After a summer of sporting respect, football drags the news agenda through a moral maze and into the kindergarten.
Issues of great significance do swirl in the background at Loftus Road, namely the Football Association racial abuse charge that Terry faces on Sept 24 over comments he allegedly made to Ferdinand here on Oct 23 last year.
Racism is a scourge in society and needs confronting robustly but such a serious subject is belittled by the stroppy stances of millionaire footballers. Ferdinand needs to keep his dignity, rise above such pettiness and save his anger for when he gives evidence to the independent tribunal.
His manager, Mark Hughes, sat in
Exacerbated by a clamorous media, the febrile world of football is rarely consumed by the value of perspective.
Hughes believes that respect between adversaries can be earned only during the 90 minutes not in some staged ceremony beforehand.
He argued that the handshake protocol was “fundamentally flawed” although he agreed with the general thrust of the Respect campaign. “We fully support it,’’ Hughes emphasised. “It’s done fantastic work.’’
It did not enjoy the most fantastic of starts. Twenty-four hours after the Respect campaign was launched in 2008, Cole launched himself into Tottenham’s Alan Hutton, scything the fullback down. He was then joined by Terry in upbraiding the referee, Mike Riley, for daring to book Cole. The Chelsea left back eventually apologised.
The Premier League subsequently added its weight to the FA Respect campaign with its own “Get On With The Game” initiative. Fifa is considering introducing pre-match handshakes around the world at all levels.
Behaviour, and certainly the mass confrontation of officials, has improved. Hughes, clearly annoyed at the way ‘Handshakegate’ overshadows such an important match, is still swimming against the official tide in seeking to have such etiquette abandoned.
“The people at the Premier League know my feelings,’’ said Hughes, who expressed his reservations in the summer. The people at the Premier League insist there are no plans to shelve the ritual on the basis of why cancel a rule for the nation’s elite simply because of one localised tension?
After the Olympics and Paralympics, the footballing authorities, particularly the FA’s strait-laced chairman David Bernstein, demand a little more decorum in their sport.
Handshakes were abandoned when Chelsea and QPR met in the FA Cup, in January, leading to much understandable hand-wringing over why grown men cannot be grown up.
“We didn’t do the handshake during the FA Cup game and I think it helped the situation,’’ said Hughes. Not really. The bad blood between the players was still there at the end. Longer term, it looked bad that football had surrendered because it did not trust people to be mature.

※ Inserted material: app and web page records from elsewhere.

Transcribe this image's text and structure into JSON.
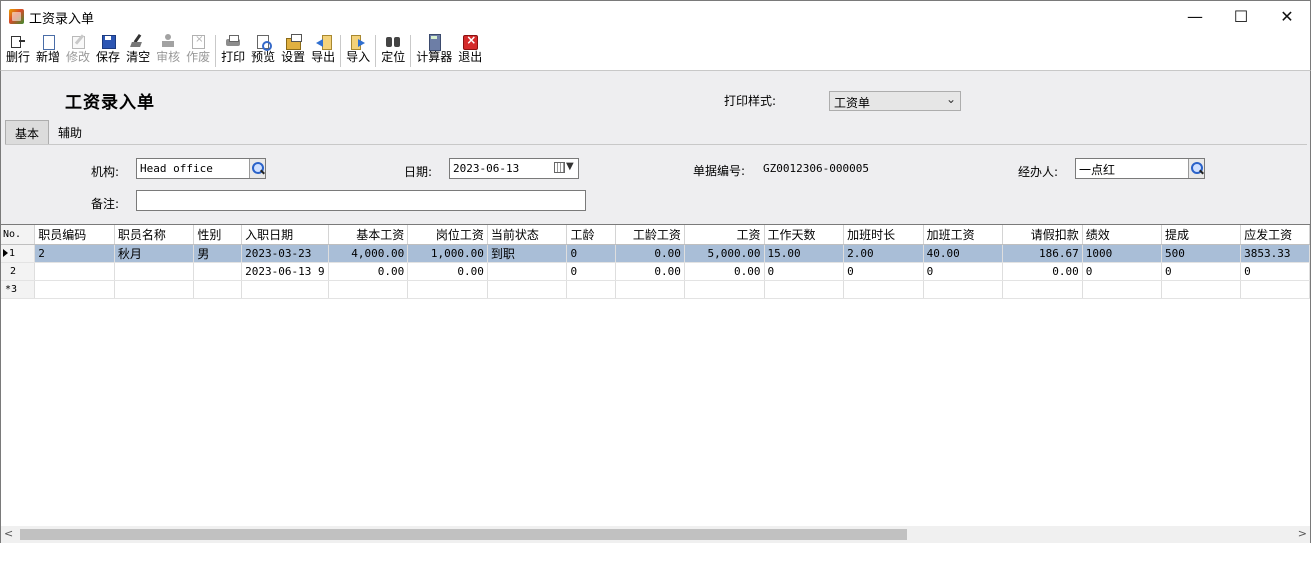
{
  "window": {
    "title": "工资录入单",
    "minimize": "—",
    "maximize": "☐",
    "close": "✕"
  },
  "toolbar": [
    {
      "label": "删行",
      "icon": "delete-row-icon",
      "enabled": true
    },
    {
      "label": "新增",
      "icon": "new-doc-icon",
      "enabled": true
    },
    {
      "label": "修改",
      "icon": "edit-icon",
      "enabled": false
    },
    {
      "label": "保存",
      "icon": "save-icon",
      "enabled": true
    },
    {
      "label": "清空",
      "icon": "broom-icon",
      "enabled": true
    },
    {
      "label": "审核",
      "icon": "stamp-icon",
      "enabled": false
    },
    {
      "label": "作废",
      "icon": "void-icon",
      "enabled": false
    },
    {
      "label": "打印",
      "icon": "printer-icon",
      "enabled": true
    },
    {
      "label": "预览",
      "icon": "preview-icon",
      "enabled": true
    },
    {
      "label": "设置",
      "icon": "settings-icon",
      "enabled": true
    },
    {
      "label": "导出",
      "icon": "export-icon",
      "enabled": true
    },
    {
      "label": "导入",
      "icon": "import-icon",
      "enabled": true
    },
    {
      "label": "定位",
      "icon": "binoculars-icon",
      "enabled": true
    },
    {
      "label": "计算器",
      "icon": "calculator-icon",
      "enabled": true
    },
    {
      "label": "退出",
      "icon": "exit-icon",
      "enabled": true
    }
  ],
  "form": {
    "title": "工资录入单",
    "print_style_label": "打印样式:",
    "print_style_value": "工资单",
    "tabs": [
      "基本",
      "辅助"
    ],
    "org_label": "机构:",
    "org_value": "Head office",
    "date_label": "日期:",
    "date_value": "2023-06-13",
    "doc_no_label": "单据编号:",
    "doc_no_value": "GZ0012306-000005",
    "handler_label": "经办人:",
    "handler_value": "一点红",
    "remark_label": "备注:",
    "remark_value": ""
  },
  "grid": {
    "columns": [
      "No.",
      "职员编码",
      "职员名称",
      "性别",
      "入职日期",
      "基本工资",
      "岗位工资",
      "当前状态",
      "工龄",
      "工龄工资",
      "工资",
      "工作天数",
      "加班时长",
      "加班工资",
      "请假扣款",
      "绩效",
      "提成",
      "应发工资"
    ],
    "rows": [
      {
        "no": "1",
        "cells": [
          "2",
          "秋月",
          "男",
          "2023-03-23",
          "4,000.00",
          "1,000.00",
          "到职",
          "0",
          "0.00",
          "5,000.00",
          "15.00",
          "2.00",
          "40.00",
          "186.67",
          "1000",
          "500",
          "3853.33"
        ]
      },
      {
        "no": "2",
        "cells": [
          "",
          "",
          "",
          "2023-06-13 9",
          "0.00",
          "0.00",
          "",
          "0",
          "0.00",
          "0.00",
          "0",
          "0",
          "0",
          "0.00",
          "0",
          "0",
          "0"
        ]
      },
      {
        "no": "*3",
        "cells": [
          "",
          "",
          "",
          "",
          "",
          "",
          "",
          "",
          "",
          "",
          "",
          "",
          "",
          "",
          "",
          "",
          ""
        ]
      }
    ]
  },
  "scrollbar": {
    "left_arrow": "<",
    "right_arrow": ">"
  }
}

So after dialogue on Friday between Cobham, Harlington and Gloucester Place, the Premier League announced that “all parties understand and acknowledge that the pre-match handshake will go ahead as part of the normal pre-match activity’’. Peace in our time.
Not quite. Residual ill-will between Ferdinand and the Chelsea pair will still be on view. It is understood that there is no chance of Ferdinand acknowledging Terry or Cole’s outstretched hand. Hughes has given all his players permission to “make a personal decision’’.
Even following pleas from their clubs for restraint, the fans will undoubtedly give their noxious views of the players in a derby-day show of tribalism with an ugly twist.
Football has to tread carefully here. Controversy and commotion provide more episodes to the “men behaving badly” soap opera of the Premier League, adding to its global allure. The combination of incipient lawlessness in glamorous surrounds is intoxicating for many. Yet a balance is required.
Talking about the assorted local tear-ups he had played in from Goodison to the Nou Camp, Old Trafford to “probably the scariest one” in Blackburn-Burnley, Hughes observed: “The actual passion and energy that is given out by a crowd on a derby day is something special. As long as it doesn’t go over the edge of what is acceptable, I am all for it.”
Ferdinand, Terry and Cole have a responsibility not to inflame such a sensitive situation. Derbies are invariably heated occasions hardly requiring additional stoking.
Hughes relished the fray. “I used to like big games, the bigger the better. Some players get intimidated. I wasn’t that type. I fed off the emotions of the fans.
"Off the field I was quite quiet and introverted but on the field I was a different person and that had a lot to do with my interaction with supporters. I used to love helping my team win against fans who didn’t particularly want me to win.
"You knew if you were getting abuse you were irritating the opposition fans. That was part of what I used to lap up.’’
Hughes knows what Terry and Cole can expect. “As a top player at a top club, going to an away match, it’s a given that you get abuse from the opposition fans.”
Both sets of supporters would be better off pouring their energies into backing their own players, rather than barracking their rivals’.
That will not happen, though. Loftus Road will reverberate to an unedifying chorus of disapproval on Saturday afternoon.